Earlier this week I had my annual review (“Performance Appraisal Report,” or “PAR,” in State Department parlance) with my supervisor. Granted, this is the government so I’m told there tends to be a fair amount of the equivalent of grade inflation, but even so I was very pleased that I received the highest possible rating (Outstanding: This is a level of exceptionally high-quality performance. The quality and quantity of the employee’s work substantially exceeds the fully successful standard and rarely leave room for improvement.) for each of my individual job elements and for my overall rating.

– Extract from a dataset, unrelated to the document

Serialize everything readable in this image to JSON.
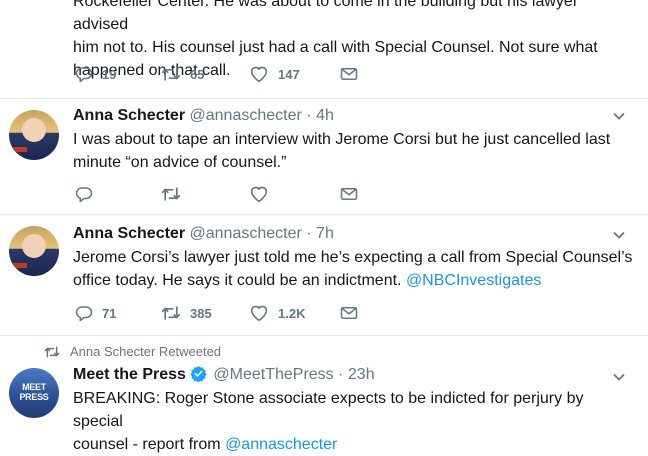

My boss and I also had a wonderful, honest and thought-provoking discussion about the highlights, successes and challenges of the past year, and about my expectations for 2004. I admitted that while I enjoy the environment in which I work, I’m really not sure where I want to be over the longer term, noting particularly that the current position doesn’t provide me any real intellectual or operational challenges; we agreed to work together to try to find ways to offer me greater challenge and opportunity, and she offered her understanding if, in the future, I realize that the Institute doesn’t have any growth opportunities that meet my wants and needs, and her support in identifying and pursuing opportunities that might, even if elsewhere. That’s the kind of manager I’ve always striven to be, and I appreciate it when I find it in my own supervisor. We’re very sympatico in that regard; she also came into government service relatively late in life, and doesn’t see it necessarily as a lifelong career, nor her responsibility to ensure that I spend my life as a paper-pusher. My previous supervisor here was somewhat the opposite: my first day on the job, he pulled me into his office to welcome me. Rather than the speech I expected about the quality of the workplace, or the breadth of my responsibilities, nor the congeniality of my peers, his first words to me were along the lines of “You’re a lucky young [sic] man to have gotten hired by the government at so high a level; now you’re set for life, because it’s almost impossible for them to fire you.” Now there’s an inspiring philosophy that makes me want to come into work and give my all day after day.